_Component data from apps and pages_
★ ★ ★ ★ ★

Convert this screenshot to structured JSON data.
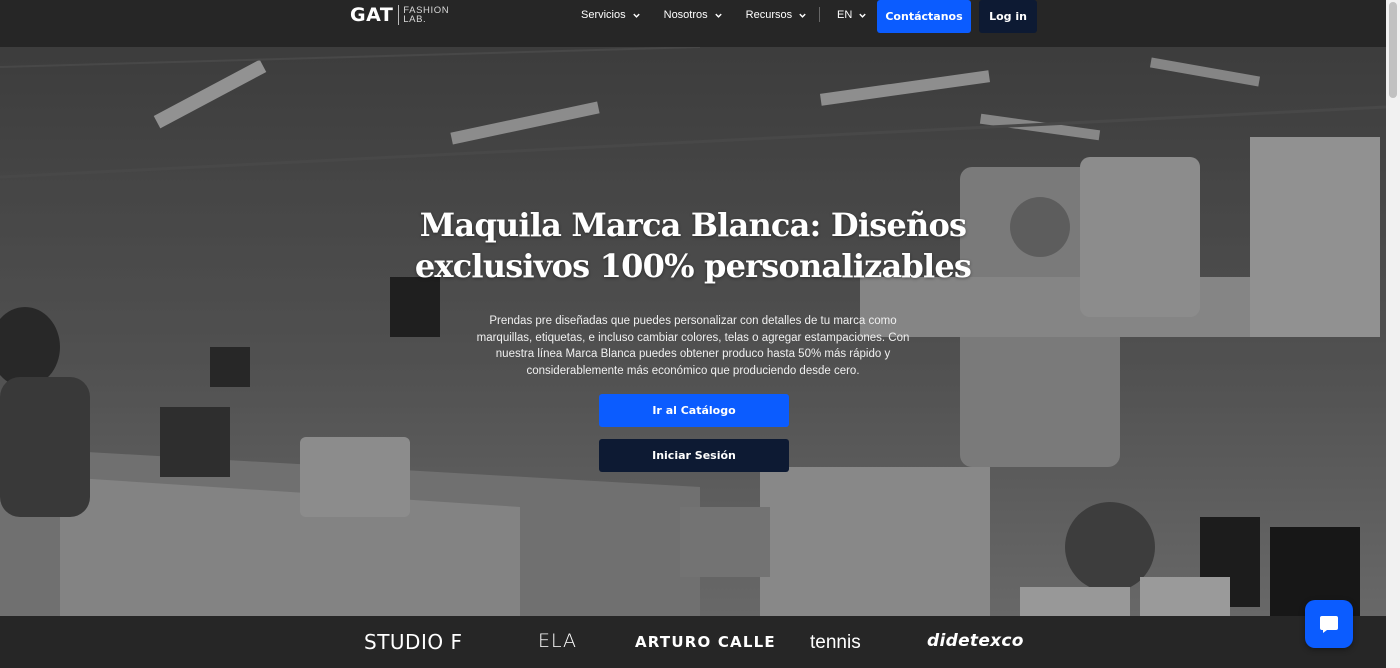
{
  "nav": {
    "logo_main": "GAT",
    "logo_sub_line1": "FASHION",
    "logo_sub_line2": "LAB.",
    "menu": [
      {
        "label": "Servicios"
      },
      {
        "label": "Nosotros"
      },
      {
        "label": "Recursos"
      }
    ],
    "language": "EN",
    "contact_label": "Contáctanos",
    "login_label": "Log in"
  },
  "hero": {
    "title": "Maquila Marca Blanca: Diseños exclusivos 100% personalizables",
    "description": "Prendas pre diseñadas que puedes personalizar con detalles de tu marca como marquillas, etiquetas, e incluso cambiar colores, telas o agregar estampaciones. Con nuestra línea Marca Blanca puedes obtener produco hasta 50% más rápido y considerablemente más económico que produciendo desde cero.",
    "catalog_button": "Ir al Catálogo",
    "session_button": "Iniciar Sesión"
  },
  "brands": [
    "STUDIO F",
    "ELA",
    "ARTURO CALLE",
    "tennis",
    "didetexco"
  ],
  "colors": {
    "accent": "#0b5cff",
    "dark_button": "#0d1a33",
    "nav_bg": "#262626"
  },
  "icons": {
    "dropdown": "chevron-down-icon",
    "chat": "chat-bubble-icon"
  }
}
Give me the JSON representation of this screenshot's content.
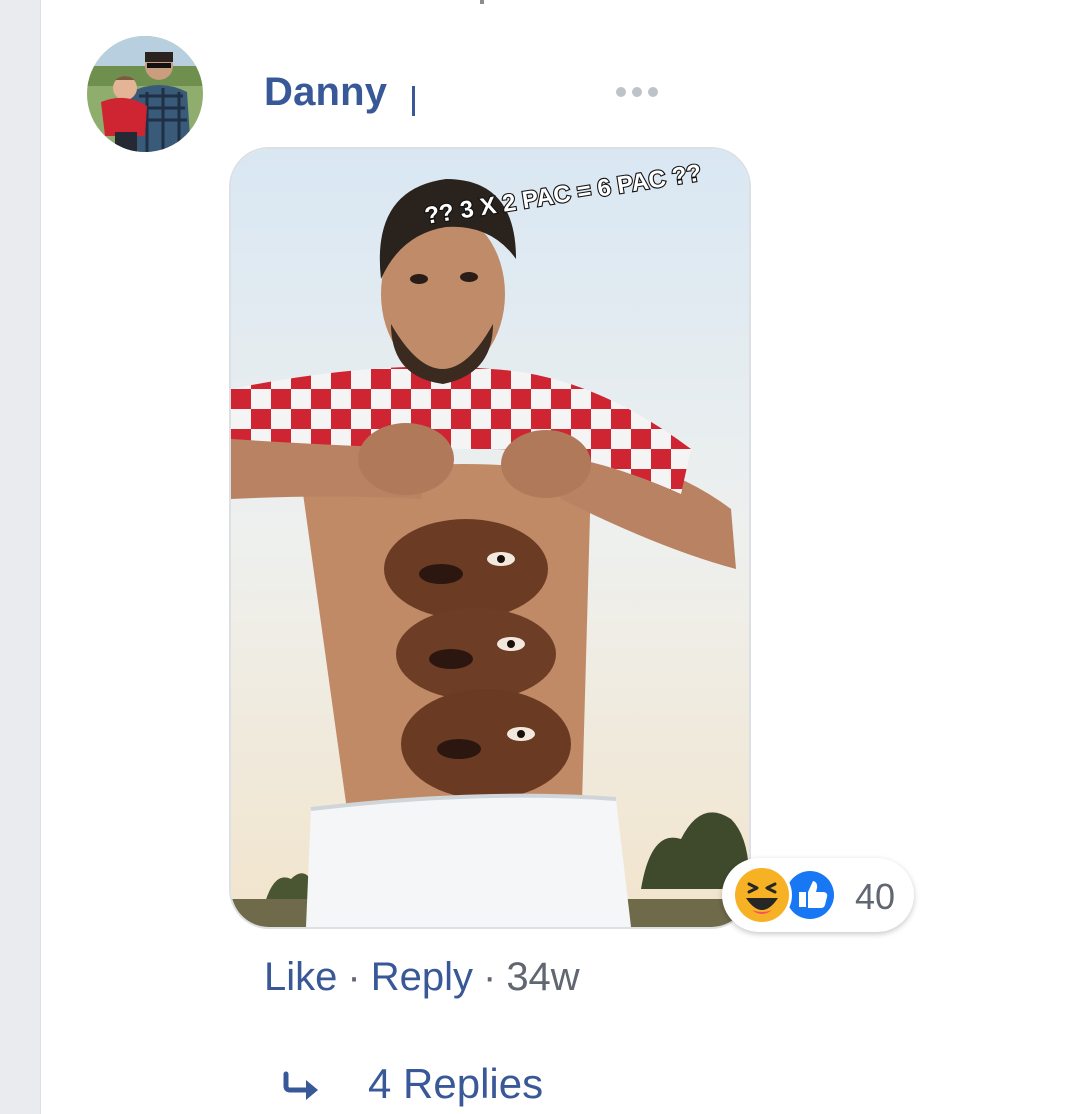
{
  "comment": {
    "author": "Danny",
    "more_icon": "more-horizontal-icon",
    "photo": {
      "caption_text": "?? 3 X 2 PAC = 6 PAC ??"
    },
    "reactions": {
      "icons": [
        "laugh-reaction-icon",
        "like-reaction-icon"
      ],
      "count": "40"
    },
    "actions": {
      "like_label": "Like",
      "reply_label": "Reply",
      "separator": "·",
      "timestamp": "34w"
    },
    "replies": {
      "icon": "reply-arrow-icon",
      "label": "4 Replies"
    }
  },
  "colors": {
    "link": "#385898",
    "meta": "#606770",
    "rail": "#e9ebee"
  }
}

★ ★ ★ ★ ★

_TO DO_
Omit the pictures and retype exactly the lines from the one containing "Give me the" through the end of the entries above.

_EXERCISE ANSWER_
Give me the JSON representation of this screenshot's content.
{
  "comment": {
    "author": "Danny",
    "more_icon": "more-horizontal-icon",
    "photo": {
      "caption_text": "?? 3 X 2 PAC = 6 PAC ??"
    },
    "reactions": {
      "icons": [
        "laugh-reaction-icon",
        "like-reaction-icon"
      ],
      "count": "40"
    },
    "actions": {
      "like_label": "Like",
      "reply_label": "Reply",
      "separator": "·",
      "timestamp": "34w"
    },
    "replies": {
      "icon": "reply-arrow-icon",
      "label": "4 Replies"
    }
  },
  "colors": {
    "link": "#385898",
    "meta": "#606770",
    "rail": "#e9ebee"
  }
}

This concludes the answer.